DATA SHOWN.
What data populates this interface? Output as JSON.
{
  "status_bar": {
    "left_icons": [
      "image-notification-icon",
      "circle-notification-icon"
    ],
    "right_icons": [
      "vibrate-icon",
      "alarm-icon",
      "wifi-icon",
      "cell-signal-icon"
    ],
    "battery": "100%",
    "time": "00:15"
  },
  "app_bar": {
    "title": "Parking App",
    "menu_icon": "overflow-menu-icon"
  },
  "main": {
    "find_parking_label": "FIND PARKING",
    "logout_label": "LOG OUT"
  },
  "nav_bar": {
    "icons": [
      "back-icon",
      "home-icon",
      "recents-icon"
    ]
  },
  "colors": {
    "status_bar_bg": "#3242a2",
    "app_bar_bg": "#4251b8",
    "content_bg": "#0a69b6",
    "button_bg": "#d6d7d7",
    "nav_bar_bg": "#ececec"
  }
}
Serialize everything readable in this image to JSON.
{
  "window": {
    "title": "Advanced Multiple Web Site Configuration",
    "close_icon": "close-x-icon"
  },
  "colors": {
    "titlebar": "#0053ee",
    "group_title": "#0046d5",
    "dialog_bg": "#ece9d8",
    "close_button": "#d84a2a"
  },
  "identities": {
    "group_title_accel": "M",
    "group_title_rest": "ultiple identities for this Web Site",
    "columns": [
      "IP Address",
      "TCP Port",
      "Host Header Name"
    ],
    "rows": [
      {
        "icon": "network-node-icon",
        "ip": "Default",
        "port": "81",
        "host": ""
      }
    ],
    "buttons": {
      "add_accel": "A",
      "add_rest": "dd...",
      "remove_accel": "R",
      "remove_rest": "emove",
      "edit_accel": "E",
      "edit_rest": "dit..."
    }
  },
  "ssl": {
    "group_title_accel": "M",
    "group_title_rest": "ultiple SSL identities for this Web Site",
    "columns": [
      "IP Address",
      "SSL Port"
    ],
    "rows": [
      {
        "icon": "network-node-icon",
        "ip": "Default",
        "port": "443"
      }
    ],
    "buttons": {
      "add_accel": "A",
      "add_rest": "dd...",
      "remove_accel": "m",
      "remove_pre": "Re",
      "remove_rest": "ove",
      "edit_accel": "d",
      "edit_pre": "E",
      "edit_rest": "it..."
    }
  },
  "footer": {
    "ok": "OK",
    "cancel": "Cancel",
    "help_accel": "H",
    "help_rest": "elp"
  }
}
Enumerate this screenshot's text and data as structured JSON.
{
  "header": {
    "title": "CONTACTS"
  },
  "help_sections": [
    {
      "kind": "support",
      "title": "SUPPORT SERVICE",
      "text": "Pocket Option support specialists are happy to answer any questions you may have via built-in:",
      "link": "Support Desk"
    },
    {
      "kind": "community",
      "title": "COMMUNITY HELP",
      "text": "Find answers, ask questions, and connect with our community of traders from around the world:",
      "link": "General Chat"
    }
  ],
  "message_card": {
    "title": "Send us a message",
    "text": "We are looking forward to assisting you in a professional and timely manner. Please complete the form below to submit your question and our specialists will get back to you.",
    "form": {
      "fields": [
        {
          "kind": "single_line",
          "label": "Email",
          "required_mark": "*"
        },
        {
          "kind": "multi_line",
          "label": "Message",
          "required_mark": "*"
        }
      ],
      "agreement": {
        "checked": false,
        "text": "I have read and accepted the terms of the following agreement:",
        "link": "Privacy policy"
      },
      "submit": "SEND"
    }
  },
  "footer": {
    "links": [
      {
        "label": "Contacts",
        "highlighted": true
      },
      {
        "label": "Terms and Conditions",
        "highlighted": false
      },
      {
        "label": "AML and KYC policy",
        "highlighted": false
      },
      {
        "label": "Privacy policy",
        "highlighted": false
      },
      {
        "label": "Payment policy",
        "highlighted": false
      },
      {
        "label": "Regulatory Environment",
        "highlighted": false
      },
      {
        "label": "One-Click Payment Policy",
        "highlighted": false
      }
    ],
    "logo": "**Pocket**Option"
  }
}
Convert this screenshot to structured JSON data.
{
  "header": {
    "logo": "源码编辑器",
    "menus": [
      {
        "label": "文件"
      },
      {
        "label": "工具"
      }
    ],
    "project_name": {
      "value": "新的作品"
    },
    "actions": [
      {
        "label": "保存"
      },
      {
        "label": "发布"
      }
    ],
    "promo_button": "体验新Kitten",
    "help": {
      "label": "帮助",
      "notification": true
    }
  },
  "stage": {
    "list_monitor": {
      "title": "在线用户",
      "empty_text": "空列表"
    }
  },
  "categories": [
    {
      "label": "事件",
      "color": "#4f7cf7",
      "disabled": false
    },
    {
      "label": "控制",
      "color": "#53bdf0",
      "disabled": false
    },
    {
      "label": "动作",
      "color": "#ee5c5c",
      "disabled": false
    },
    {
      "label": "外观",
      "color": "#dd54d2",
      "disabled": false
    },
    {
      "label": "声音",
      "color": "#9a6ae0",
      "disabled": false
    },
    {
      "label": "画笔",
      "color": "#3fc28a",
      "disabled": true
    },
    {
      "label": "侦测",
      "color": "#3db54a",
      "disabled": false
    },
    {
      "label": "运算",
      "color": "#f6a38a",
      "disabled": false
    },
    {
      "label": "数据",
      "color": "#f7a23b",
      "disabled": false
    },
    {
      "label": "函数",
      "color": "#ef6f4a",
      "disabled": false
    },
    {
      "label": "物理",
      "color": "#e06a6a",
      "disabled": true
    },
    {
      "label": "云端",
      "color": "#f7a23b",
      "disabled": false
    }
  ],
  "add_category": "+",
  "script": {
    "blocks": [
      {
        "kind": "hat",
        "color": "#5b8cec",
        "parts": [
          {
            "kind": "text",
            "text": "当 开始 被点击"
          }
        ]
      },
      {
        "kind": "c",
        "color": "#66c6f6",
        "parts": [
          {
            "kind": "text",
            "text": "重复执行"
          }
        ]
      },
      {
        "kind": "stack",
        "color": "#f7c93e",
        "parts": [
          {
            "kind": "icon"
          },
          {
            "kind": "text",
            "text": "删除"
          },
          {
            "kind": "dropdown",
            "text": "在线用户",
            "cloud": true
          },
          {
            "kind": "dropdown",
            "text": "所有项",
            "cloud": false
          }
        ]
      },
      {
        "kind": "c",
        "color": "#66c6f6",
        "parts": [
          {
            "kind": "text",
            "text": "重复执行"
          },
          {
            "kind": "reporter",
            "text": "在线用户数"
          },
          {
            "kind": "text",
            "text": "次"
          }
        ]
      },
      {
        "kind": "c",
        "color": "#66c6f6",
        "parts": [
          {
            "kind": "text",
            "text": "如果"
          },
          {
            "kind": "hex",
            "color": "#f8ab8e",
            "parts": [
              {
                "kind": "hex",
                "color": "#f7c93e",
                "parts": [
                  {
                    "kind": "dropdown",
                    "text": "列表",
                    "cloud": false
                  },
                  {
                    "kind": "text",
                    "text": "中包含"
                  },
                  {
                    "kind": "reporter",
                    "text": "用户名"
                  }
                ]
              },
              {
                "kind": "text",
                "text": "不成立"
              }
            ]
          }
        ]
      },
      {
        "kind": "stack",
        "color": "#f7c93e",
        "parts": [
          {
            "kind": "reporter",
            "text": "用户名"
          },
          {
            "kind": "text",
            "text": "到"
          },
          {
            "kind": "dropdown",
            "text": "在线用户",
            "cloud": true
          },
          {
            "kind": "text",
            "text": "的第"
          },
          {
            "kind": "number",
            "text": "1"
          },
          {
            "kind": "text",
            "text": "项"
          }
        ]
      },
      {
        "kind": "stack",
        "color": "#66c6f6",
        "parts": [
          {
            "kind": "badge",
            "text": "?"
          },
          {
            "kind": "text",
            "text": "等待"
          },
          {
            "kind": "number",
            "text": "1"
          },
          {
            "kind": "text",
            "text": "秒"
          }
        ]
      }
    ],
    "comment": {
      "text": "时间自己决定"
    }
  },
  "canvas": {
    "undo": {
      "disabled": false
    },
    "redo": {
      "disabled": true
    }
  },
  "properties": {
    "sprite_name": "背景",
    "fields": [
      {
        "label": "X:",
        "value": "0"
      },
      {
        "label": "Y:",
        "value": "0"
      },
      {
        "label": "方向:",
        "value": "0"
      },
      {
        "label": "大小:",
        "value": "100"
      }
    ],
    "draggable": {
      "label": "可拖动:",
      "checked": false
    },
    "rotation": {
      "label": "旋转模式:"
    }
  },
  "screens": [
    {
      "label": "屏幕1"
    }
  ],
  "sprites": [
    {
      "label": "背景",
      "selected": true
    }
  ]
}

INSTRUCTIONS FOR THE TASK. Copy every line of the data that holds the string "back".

PROBLEM SOLUTION.
      "back-icon",
    "text": "We are looking forward to assisting you in a professional and timely manner. Please complete the form below to submit your question and our specialists will get back to you.",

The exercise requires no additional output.